It is a fantasy mystical piece but with a crime in it too. I have rewritten the piece several times, over several weeks- though I have stuck with the same title which came to mind quite quickly. I have changed the ending about 4 times too! Endings are the fictional bane of my life.

I love the first idea when it is taking root and the avalanche of words that follows, but have to say the rewriting/editing process is not as exciting to me. Though contrarily at the end of it- well you’ve never really finished with a piece it’s more like it walks away from you into the literary horizon- I feel a sense of satisfaction when it is stronger.



Haikus and singing…..

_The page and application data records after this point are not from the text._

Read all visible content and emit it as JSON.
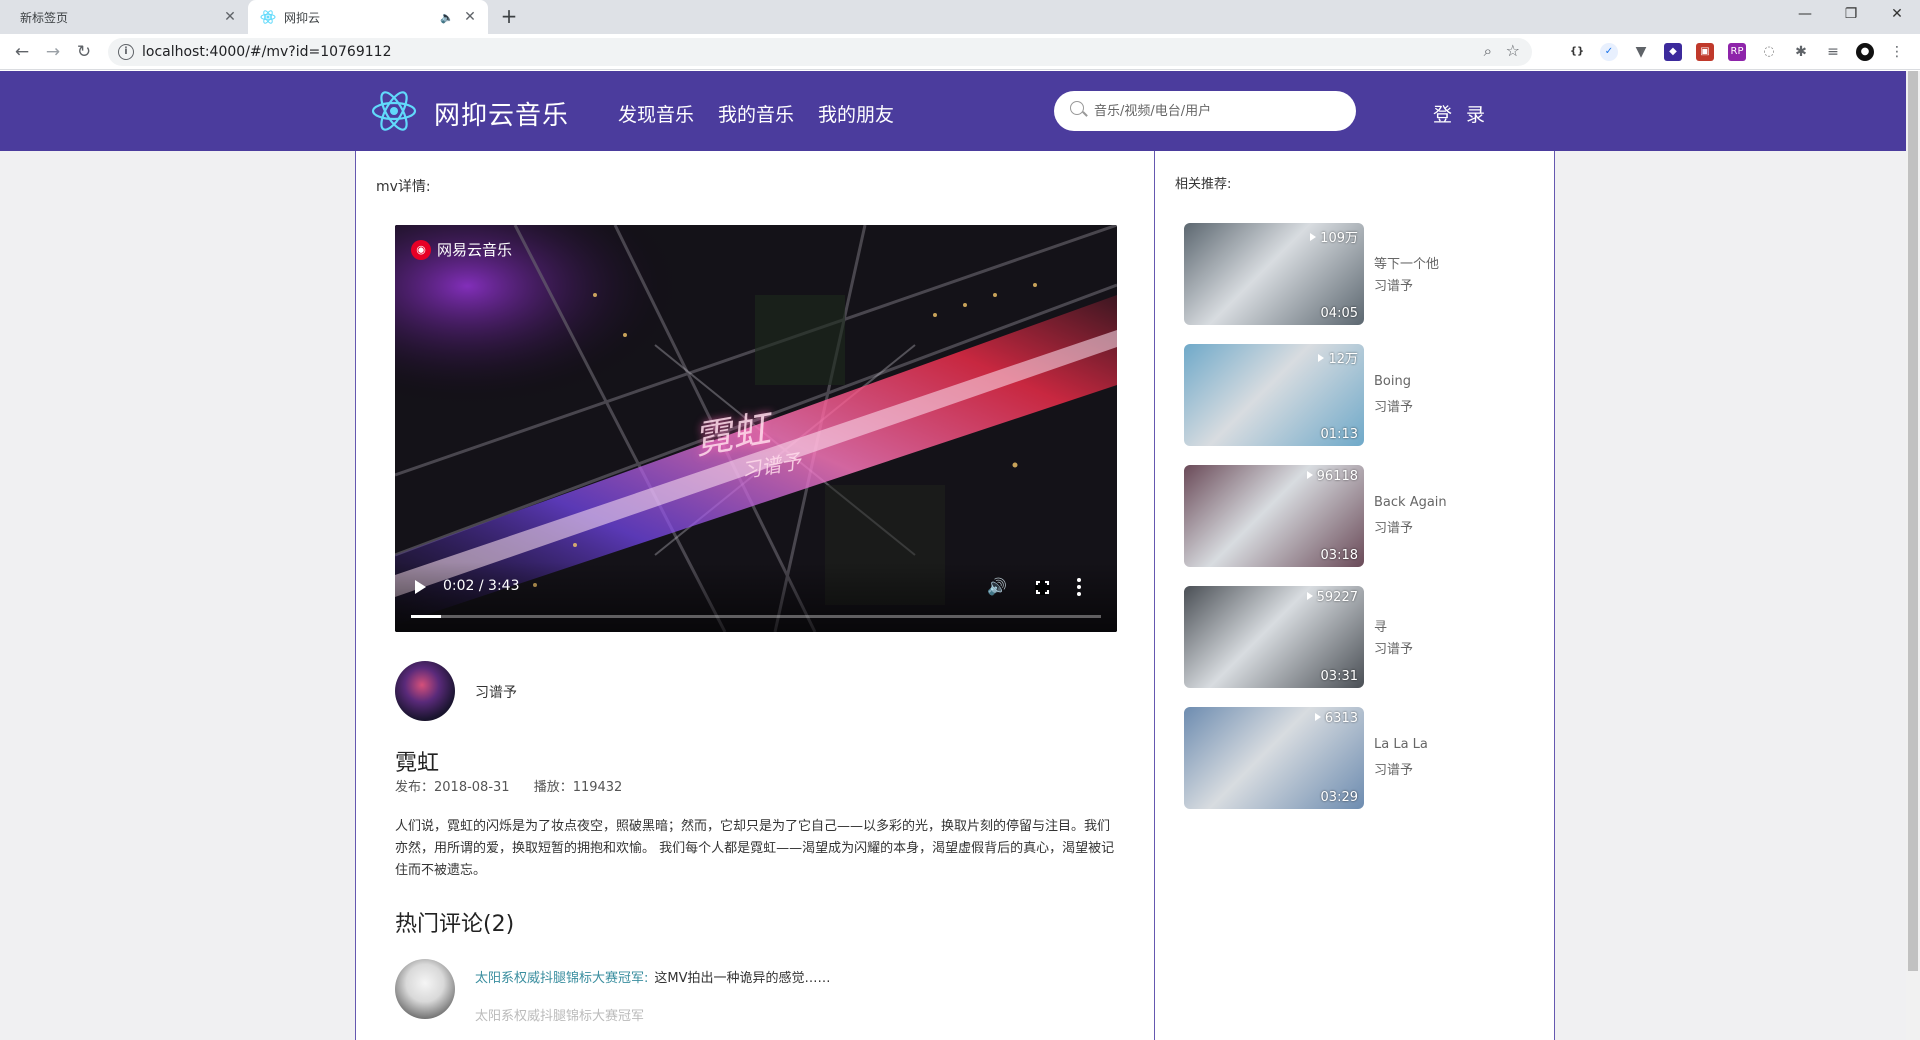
{
  "browser": {
    "tabs": [
      {
        "title": "新标签页",
        "active": false
      },
      {
        "title": "网抑云",
        "active": true
      }
    ],
    "url": "localhost:4000/#/mv?id=10769112"
  },
  "header": {
    "logo_text": "网抑云音乐",
    "nav": [
      "发现音乐",
      "我的音乐",
      "我的朋友"
    ],
    "search_placeholder": "音乐/视频/电台/用户",
    "login": "登 录"
  },
  "main": {
    "section_title": "mv详情:",
    "video": {
      "brand": "网易云音乐",
      "art_title": "霓虹",
      "art_subtitle": "习谱予",
      "time": "0:02 / 3:43",
      "progress": 0.009
    },
    "artist": "习谱予",
    "mv_name": "霓虹",
    "publish": "发布：2018-08-31",
    "plays": "播放：119432",
    "description": "人们说，霓虹的闪烁是为了妆点夜空，照破黑暗；然而，它却只是为了它自己——以多彩的光，换取片刻的停留与注目。我们亦然，用所谓的爱，换取短暂的拥抱和欢愉。 我们每个人都是霓虹——渴望成为闪耀的本身，渴望虚假背后的真心，渴望被记住而不被遗忘。",
    "comments_title": "热门评论(2)",
    "comments": [
      {
        "user": "太阳系权威抖腿锦标大赛冠军:",
        "text": "这MV拍出一种诡异的感觉……",
        "reply": "太阳系权威抖腿锦标大赛冠军"
      }
    ]
  },
  "sidebar": {
    "title": "相关推荐:",
    "items": [
      {
        "plays": "109万",
        "duration": "04:05",
        "title": "等下一个他",
        "artist": "习谱予",
        "color": "#5c6770"
      },
      {
        "plays": "12万",
        "duration": "01:13",
        "title": "Boing",
        "artist": "习谱予",
        "color": "#6fa9c9"
      },
      {
        "plays": "96118",
        "duration": "03:18",
        "title": "Back Again",
        "artist": "习谱予",
        "color": "#6a4a58"
      },
      {
        "plays": "59227",
        "duration": "03:31",
        "title": "寻",
        "artist": "习谱予",
        "color": "#4a4f55"
      },
      {
        "plays": "6313",
        "duration": "03:29",
        "title": "La La La",
        "artist": "习谱予",
        "color": "#6d8cb0"
      }
    ]
  },
  "colors": {
    "header_bg": "#4b3c9d",
    "panel_border": "#6558b0",
    "comment_user": "#3a8e9f"
  }
}
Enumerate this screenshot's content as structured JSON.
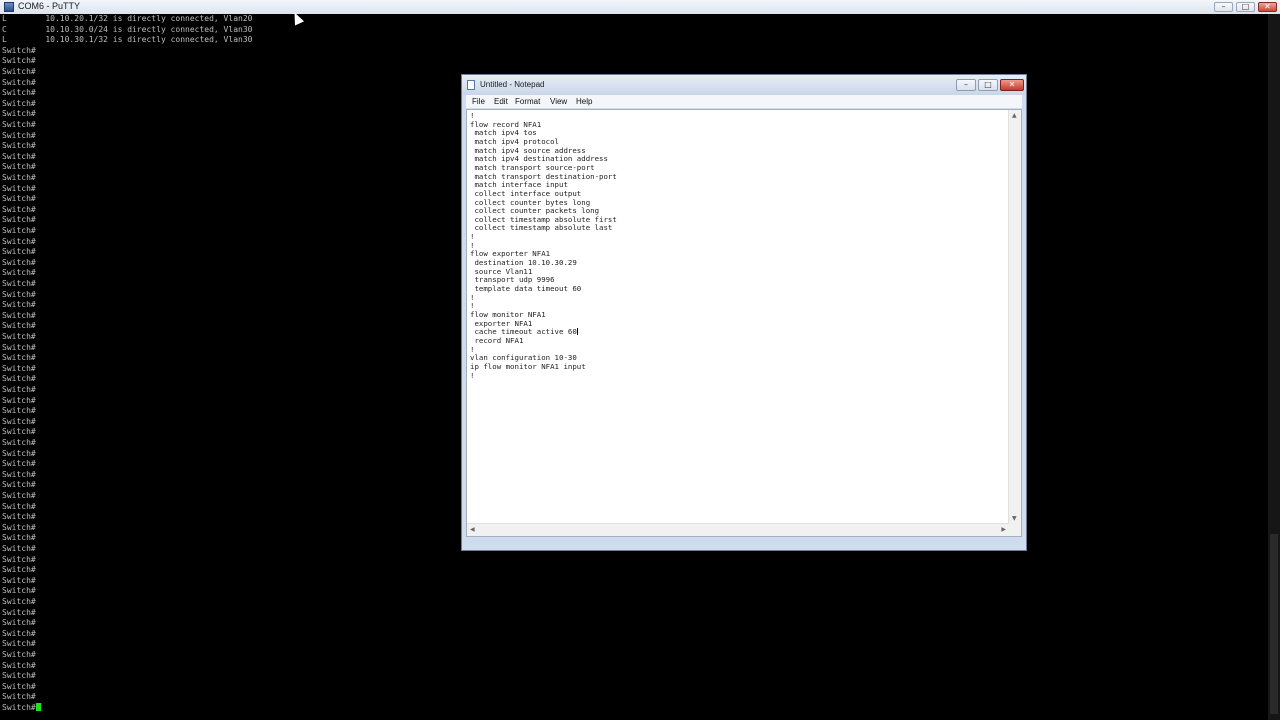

A somewhat quiet week on the writing front due to much activity elsewhere – volunteering and singing- got a little gig on this weekend with a few others outside Leeds. However Haiku Journal emailed me to say my winter themed Haiku is in issue 49 of their mag and there will be a paperback copy too (how great is that?) and I am top of the list for the month! A little bonus!

Morgen Bailey, blogger and writer, awarded me Highly Commended in her monthly 100 worder competition for my piece, ‘Requiem’ which was inspired by me singing ‘Faure’s Requiem’ a couple of years ago  in the gorgeous surroundings of Lancaster Priory. Morgen will also give me feedback on another piece of my fiction, which is fantastically useful.

I would recommend Morgen’s free entry monthly comps-

Deborah Bennison at Bennison books got in touch to say she would be including one of my poems in their charity anthology, The Book Bus out soon. Bennison books have published collections by 2 poetesses in my Otley WEA class. The links on amazon are below, both are brilliant and hugely talented at drawing word pictures with their imagery.

Otley writers group book launch:-

Well the launch of the group’s anthology, ‘The Pulse of Everything’ went really well. It was held at Otley Courthouse (the arts centre). Each of us stood up to read a short extract of our work; the audience were very supportive and the evening was led by the class tutor and poet, the charismatic James Nash. It was great to see everyone there and listen to their work. There is a lot of talent in that room and so much enthusiasm for the written word. I must mention John Ellis’ new thriller out on Kindle and in paperback, set in Yorkshire- available on Amazon to buy. It is well worth checking out.

The Body in Jingling Pot: The First Detective Chief Inspector Oldroyd Yorkshire Murder Mystery Kindle Edition

by J R Ellis

Words, Women in WW1 at Bradford Cathedral for Int. Women’s Day:-

a one woman show performed by writer Irene Lofthouse in the Cathedral in Little Germany, highlights the forgotten poetry/memoirs and war efforts made by a handful of Yorkshire women; one who fought as a soldier in Serbia, another who drove ambulances and died in a bombing raid in France, one who worked as a VAD; one who was friends with Arthur Conan Doyle- all wrote prose/poetry which has been ‘lost’ in the intervening century but was popular at the time. Interlaced with contemporary songs performed by Irene, this was an inspiring and engaging show with great research and use of primary sources.